(NEW YORK)— Ahead of a review Friday by a United Nations human rights committee, PEN America has submitted evidence that the Chinese government has failed to protect women’s rights across multiple critical areas including on education, the treatment of imprisoned women writers and scholars, and on free expression. 

PEN America today called on the UN Committee on the Elimination of Discrimination against Women (CEDAW) to hold Beijing to account for violating the provisions of the treaty and infringing on women’s rights. CEDAW assesses the Chinese government’s implementation of an international treaty on women’s rights that China ratified in 1980.

PEN America, PEN International, and the Independent Chinese PEN Center (ICPC) jointly submitted evidence to the Committee on three issues: women’s right to free expression in relation to the COVID-19 pandemic; ethnic minority women and girls’ right to education and to use and learn their mother tongue; and the treatment of women writers and scholars in detention.

“The May 12 review between the Chinese delegation and the UN Committee provides an opportunity for international scrutiny and accountability for the Chinese government’s violation of women’s rights,” said Angeli Datt, PEN America’s China research and advocacy lead.  “The Committee should strongly raise the issues from our submission calling for the end of restrictions on free expression, the release of all detained women writers, and the end to discriminatory education policies towards ethnic minority women and girls. It is time to end the impunity that Chinese officials enjoy for their violations of women’s rights and international human rights law.”

The submission found that the Chinese government failed to implement CEDAW treaty provisions by suppressing women’s right to seek and receive information about the COVID-19 pandemic, denying their right to free expression about the pandemic and recovery efforts. In addition, women journalists, commentators and protesters have been detained for expressing themselves, reporting on, or sharing information about the pandemic. 

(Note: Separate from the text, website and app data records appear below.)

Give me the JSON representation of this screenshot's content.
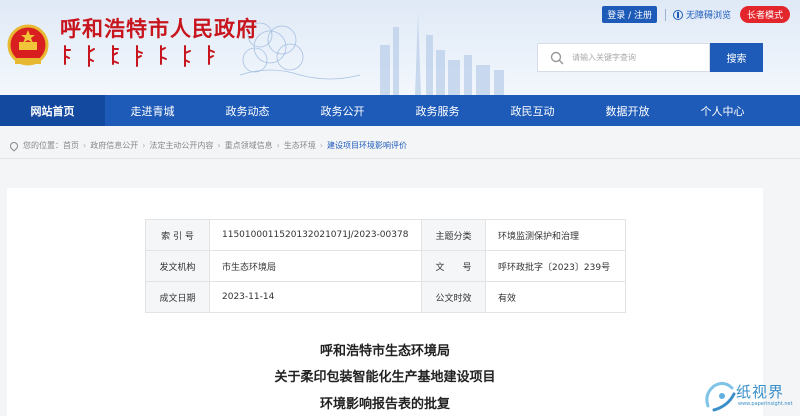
{
  "header": {
    "site_title": "呼和浩特市人民政府",
    "login_label": "登录 / 注册",
    "accessibility_label": "无障碍浏览",
    "elder_mode_label": "长者模式",
    "search_placeholder": "请输入关键字查询",
    "search_button": "搜索"
  },
  "nav": {
    "items": [
      {
        "label": "网站首页",
        "active": true
      },
      {
        "label": "走进青城",
        "active": false
      },
      {
        "label": "政务动态",
        "active": false
      },
      {
        "label": "政务公开",
        "active": false
      },
      {
        "label": "政务服务",
        "active": false
      },
      {
        "label": "政民互动",
        "active": false
      },
      {
        "label": "数据开放",
        "active": false
      },
      {
        "label": "个人中心",
        "active": false
      }
    ]
  },
  "breadcrumb": {
    "prefix": "您的位置：",
    "separator": "›",
    "items": [
      "首页",
      "政府信息公开",
      "法定主动公开内容",
      "重点领域信息",
      "生态环境",
      "建设项目环境影响评价"
    ]
  },
  "meta": {
    "index_no_label": "索 引 号",
    "index_no": "1150100011520132021071J/2023-00378",
    "topic_label": "主题分类",
    "topic": "环境监测保护和治理",
    "issuer_label": "发文机构",
    "issuer": "市生态环境局",
    "doc_no_label": "文　　号",
    "doc_no": "呼环政批字〔2023〕239号",
    "date_label": "成文日期",
    "date": "2023-11-14",
    "validity_label": "公文时效",
    "validity": "有效"
  },
  "document": {
    "title_line1": "呼和浩特市生态环境局",
    "title_line2": "关于柔印包装智能化生产基地建设项目",
    "title_line3": "环境影响报告表的批复"
  },
  "watermark": {
    "text": "纸视界",
    "url": "www.paperinsight.net"
  },
  "colors": {
    "brand_blue": "#1e5bb8",
    "title_red": "#c8141c",
    "elder_red": "#e2262c"
  }
}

The Chinese government’s “bilingual education” policies privilege education in Mandarin Chinese, resulting in a systematic failure to provide equal access to ethnic minorities’ education through their mother tongue. Ethnic Uyghur, Tibetan, and Mongolian children face widespread discrimination under assimilatory education policies that marginalize the use of minority languages. These policies have been imposed without public consultation and are often strongly opposed by local minority communities, who face arrest and harassment for opposing such policies through peaceful demonstrations or online writing.

Women writers, publishers, and scholars in China have been subjected to various forms of harassment and imprisonment in violation of their right to freedom of expression. The ICPC is tracking 14 cases of women who are currently detained in China at least in part for their writing. Uyghur women have faced arbitrary detention and denial of due process and procedural rights due to their cultural, religious, and linguistic identity. The 2022 edition of PEN America’s Freedom to Write Index, released last month, documented 90 writers detained in China with an overall 137 writers at risk in the country

Read the PEN organizations submission on the United Nations’ website here.

About PEN America

PEN America stands at the intersection of literature and human rights to protect open expression in the United States and worldwide. We champion the freedom to write, recognizing the power of the word to transform the world. Our mission is to unite writers and their allies to celebrate creative expression and defend the liberties that make it possible. To learn more visit PEN.org 

Contact: Suzanne Trimel, [email protected], 201-247-5057